● **SUPPLIED DATA**:
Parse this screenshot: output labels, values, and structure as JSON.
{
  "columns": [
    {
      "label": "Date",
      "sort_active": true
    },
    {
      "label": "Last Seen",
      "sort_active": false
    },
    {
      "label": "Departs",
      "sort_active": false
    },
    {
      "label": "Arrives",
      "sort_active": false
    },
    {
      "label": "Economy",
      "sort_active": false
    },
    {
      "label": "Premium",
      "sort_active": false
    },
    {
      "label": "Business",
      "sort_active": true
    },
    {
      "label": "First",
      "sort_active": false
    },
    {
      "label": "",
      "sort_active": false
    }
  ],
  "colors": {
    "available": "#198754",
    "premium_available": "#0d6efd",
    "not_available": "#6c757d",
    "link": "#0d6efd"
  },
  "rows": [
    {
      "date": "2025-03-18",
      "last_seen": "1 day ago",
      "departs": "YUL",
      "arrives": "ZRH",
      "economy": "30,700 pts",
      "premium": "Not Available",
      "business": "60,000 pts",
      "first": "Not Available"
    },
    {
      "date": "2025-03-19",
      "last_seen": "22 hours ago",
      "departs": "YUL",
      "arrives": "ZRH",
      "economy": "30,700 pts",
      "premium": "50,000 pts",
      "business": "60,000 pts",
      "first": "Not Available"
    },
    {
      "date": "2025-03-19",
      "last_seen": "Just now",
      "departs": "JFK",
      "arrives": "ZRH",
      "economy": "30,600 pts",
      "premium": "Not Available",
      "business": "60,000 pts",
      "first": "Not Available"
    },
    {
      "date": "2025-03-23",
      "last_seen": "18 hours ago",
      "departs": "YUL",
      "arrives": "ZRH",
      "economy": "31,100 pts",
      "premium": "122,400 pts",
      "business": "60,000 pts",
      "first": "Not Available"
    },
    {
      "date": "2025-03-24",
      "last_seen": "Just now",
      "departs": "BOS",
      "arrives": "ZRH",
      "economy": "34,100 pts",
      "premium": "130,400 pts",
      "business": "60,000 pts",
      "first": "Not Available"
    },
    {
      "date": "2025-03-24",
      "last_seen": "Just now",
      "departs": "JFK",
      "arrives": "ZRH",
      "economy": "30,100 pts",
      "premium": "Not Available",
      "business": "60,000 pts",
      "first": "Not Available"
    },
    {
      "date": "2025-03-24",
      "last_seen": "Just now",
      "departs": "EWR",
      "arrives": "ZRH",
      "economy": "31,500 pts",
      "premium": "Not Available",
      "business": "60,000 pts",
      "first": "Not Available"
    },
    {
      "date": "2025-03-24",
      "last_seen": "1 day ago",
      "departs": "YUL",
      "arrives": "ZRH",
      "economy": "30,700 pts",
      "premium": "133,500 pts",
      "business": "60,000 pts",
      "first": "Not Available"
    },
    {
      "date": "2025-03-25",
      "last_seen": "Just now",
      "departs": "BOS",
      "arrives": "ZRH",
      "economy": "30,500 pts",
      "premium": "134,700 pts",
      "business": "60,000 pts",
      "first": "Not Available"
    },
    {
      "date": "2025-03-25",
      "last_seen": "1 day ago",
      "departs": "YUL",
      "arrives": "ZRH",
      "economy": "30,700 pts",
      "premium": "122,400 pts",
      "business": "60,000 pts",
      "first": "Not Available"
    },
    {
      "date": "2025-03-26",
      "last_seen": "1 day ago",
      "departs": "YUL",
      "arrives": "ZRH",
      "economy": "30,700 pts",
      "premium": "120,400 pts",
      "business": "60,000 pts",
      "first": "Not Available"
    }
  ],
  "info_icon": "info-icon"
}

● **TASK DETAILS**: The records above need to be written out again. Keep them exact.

● **WRITTEN ANSWER**:
Parse this screenshot: output labels, values, and structure as JSON.
{
  "columns": [
    {
      "label": "Date",
      "sort_active": true
    },
    {
      "label": "Last Seen",
      "sort_active": false
    },
    {
      "label": "Departs",
      "sort_active": false
    },
    {
      "label": "Arrives",
      "sort_active": false
    },
    {
      "label": "Economy",
      "sort_active": false
    },
    {
      "label": "Premium",
      "sort_active": false
    },
    {
      "label": "Business",
      "sort_active": true
    },
    {
      "label": "First",
      "sort_active": false
    },
    {
      "label": "",
      "sort_active": false
    }
  ],
  "colors": {
    "available": "#198754",
    "premium_available": "#0d6efd",
    "not_available": "#6c757d",
    "link": "#0d6efd"
  },
  "rows": [
    {
      "date": "2025-03-18",
      "last_seen": "1 day ago",
      "departs": "YUL",
      "arrives": "ZRH",
      "economy": "30,700 pts",
      "premium": "Not Available",
      "business": "60,000 pts",
      "first": "Not Available"
    },
    {
      "date": "2025-03-19",
      "last_seen": "22 hours ago",
      "departs": "YUL",
      "arrives": "ZRH",
      "economy": "30,700 pts",
      "premium": "50,000 pts",
      "business": "60,000 pts",
      "first": "Not Available"
    },
    {
      "date": "2025-03-19",
      "last_seen": "Just now",
      "departs": "JFK",
      "arrives": "ZRH",
      "economy": "30,600 pts",
      "premium": "Not Available",
      "business": "60,000 pts",
      "first": "Not Available"
    },
    {
      "date": "2025-03-23",
      "last_seen": "18 hours ago",
      "departs": "YUL",
      "arrives": "ZRH",
      "economy": "31,100 pts",
      "premium": "122,400 pts",
      "business": "60,000 pts",
      "first": "Not Available"
    },
    {
      "date": "2025-03-24",
      "last_seen": "Just now",
      "departs": "BOS",
      "arrives": "ZRH",
      "economy": "34,100 pts",
      "premium": "130,400 pts",
      "business": "60,000 pts",
      "first": "Not Available"
    },
    {
      "date": "2025-03-24",
      "last_seen": "Just now",
      "departs": "JFK",
      "arrives": "ZRH",
      "economy": "30,100 pts",
      "premium": "Not Available",
      "business": "60,000 pts",
      "first": "Not Available"
    },
    {
      "date": "2025-03-24",
      "last_seen": "Just now",
      "departs": "EWR",
      "arrives": "ZRH",
      "economy": "31,500 pts",
      "premium": "Not Available",
      "business": "60,000 pts",
      "first": "Not Available"
    },
    {
      "date": "2025-03-24",
      "last_seen": "1 day ago",
      "departs": "YUL",
      "arrives": "ZRH",
      "economy": "30,700 pts",
      "premium": "133,500 pts",
      "business": "60,000 pts",
      "first": "Not Available"
    },
    {
      "date": "2025-03-25",
      "last_seen": "Just now",
      "departs": "BOS",
      "arrives": "ZRH",
      "economy": "30,500 pts",
      "premium": "134,700 pts",
      "business": "60,000 pts",
      "first": "Not Available"
    },
    {
      "date": "2025-03-25",
      "last_seen": "1 day ago",
      "departs": "YUL",
      "arrives": "ZRH",
      "economy": "30,700 pts",
      "premium": "122,400 pts",
      "business": "60,000 pts",
      "first": "Not Available"
    },
    {
      "date": "2025-03-26",
      "last_seen": "1 day ago",
      "departs": "YUL",
      "arrives": "ZRH",
      "economy": "30,700 pts",
      "premium": "120,400 pts",
      "business": "60,000 pts",
      "first": "Not Available"
    }
  ],
  "info_icon": "info-icon"
}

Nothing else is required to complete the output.